Watch Elemental

  • TV-G
  • 2013
  • 1 hr 33 min
  • 7.2  (33)
  • 63

Elemental is a visually stunning documentary film that explores the relationship between humans and nature. The film is directed by Emmanuel Vaughan-Lee and features Chief Alan Adam, Francesca Bertone, and Kelsey Chapman as its primary subjects. The movie follows the lives of three ecologists from around the world who are united by their passion for preserving nature. Each of them faces unique challenges in their work, from Chief Alan Adam of the First Nations Beaver Lake Cree Nation in Alberta, Canada, who is fighting to protect his people's land and traditional way of life from the destructive effects of the tar sands industry, to Francesca Bertone, a young Italian architect who is working to create eco-friendly buildings that minimize their impact on the environment.

Kelsey Chapman, a marine biologist from Santa Cruz, California, is also featured in the film. Chapman is studying the impacts of ocean acidification on marine ecosystems and the communities that depend on them.

Throughout the film, viewers are treated to breathtaking scenes of natural landscapes, from the forests of Canada to the coral reefs of Indonesia. The filmmakers employ stunning cinematography and time-lapse photography to capture the beauty of nature and its importance to our world.

Elemental also explores the challenges that these ecologists face in their work. For Chief Alan Adam, it's the struggle to balance economic development with environmental protection. His fight against the tar sands industry highlights the tension between the need for jobs and the need to preserve the natural world.

Francesca Bertone faces her own challenges as an architect trying to create sustainable buildings. She confronts the issue of building codes and regulations that prioritize cheap, disposable materials over eco-friendly ones, making it more difficult for her to build structures that minimize their impact on the environment.

Kelsey Chapman's research into ocean acidification reveals the devastating effects that pollution and climate change are having on marine ecosystems. She emphasizes the need for policymakers to take action to protect our oceans and the communities that depend on them.

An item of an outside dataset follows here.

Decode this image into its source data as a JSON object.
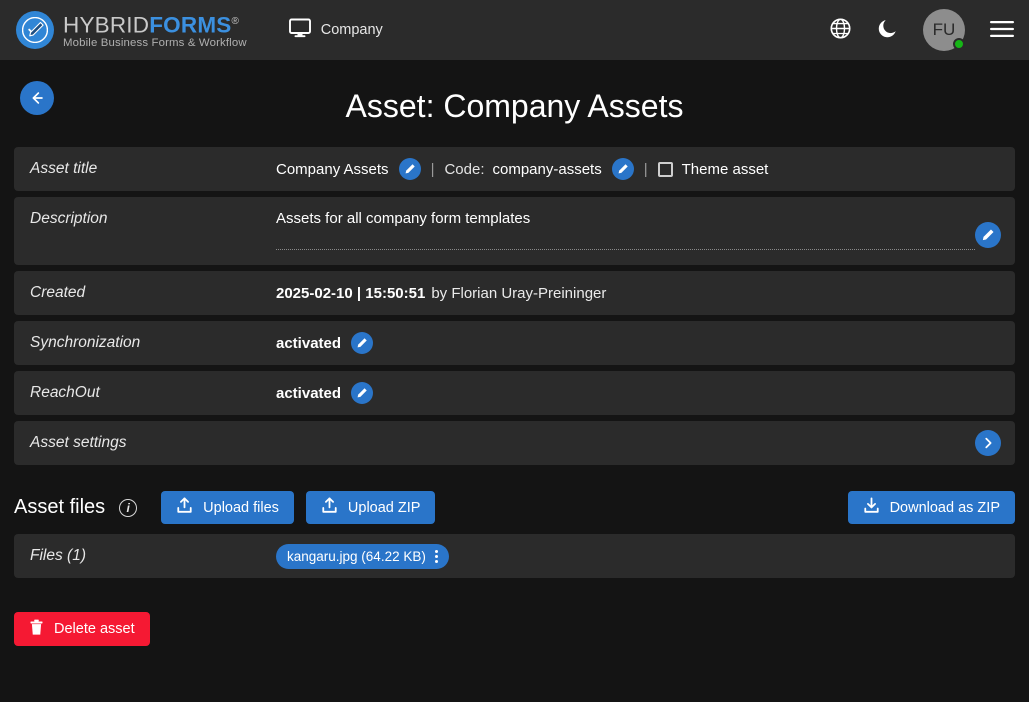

As the film progresses, Elemental shows the interconnectedness of these issues, demonstrating how our actions as individuals and as a society have a profound impact on the natural world. It highlights the need for all of us to take responsibility for preserving our planet and the importance of working together to find solutions to the environmental challenges we face.

One of the most striking aspects of Elemental is the way it emphasizes the spiritual and cultural connections that humans have to the natural world. Chief Alan Adam speaks eloquently about the traditional teachings of his people that emphasize the importance of respecting and caring for nature. Francesca Bertone also draws on spiritual and cultural traditions in her work, highlighting the importance of finding ways to integrate our modern lives with the natural world in a sustainable way.

Overall, Elemental is a powerful documentary that raises important questions about our relationship with the natural world. Through the stories of three ecologists, viewers gain a deep appreciation for the beauty and significance of nature and the urgent need to protect it for future generations. It is a must-watch for anyone interested in environmental issues, sustainability, or the interconnectedness of ecological and social challenges.

Elemental is a 2013 documentary with a runtime of 1 hour and 33 minutes. It has received moderate reviews from critics and viewers, who have given it an IMDb score of 7.2 and a MetaScore of 63.

Where to Watch Elemental
Elemental is available to watch, stream, download and buy on demand at Google Play and YouTube VOD. Some platforms allow you to rent Elemental for a limited time or purchase the movie and download it to your device.
  • Release Date
  • MPAA Rating
  • Runtime
    1 hr 33 min
  • Language
  • IMDB Rating
    7.2  (33)
  • Metascore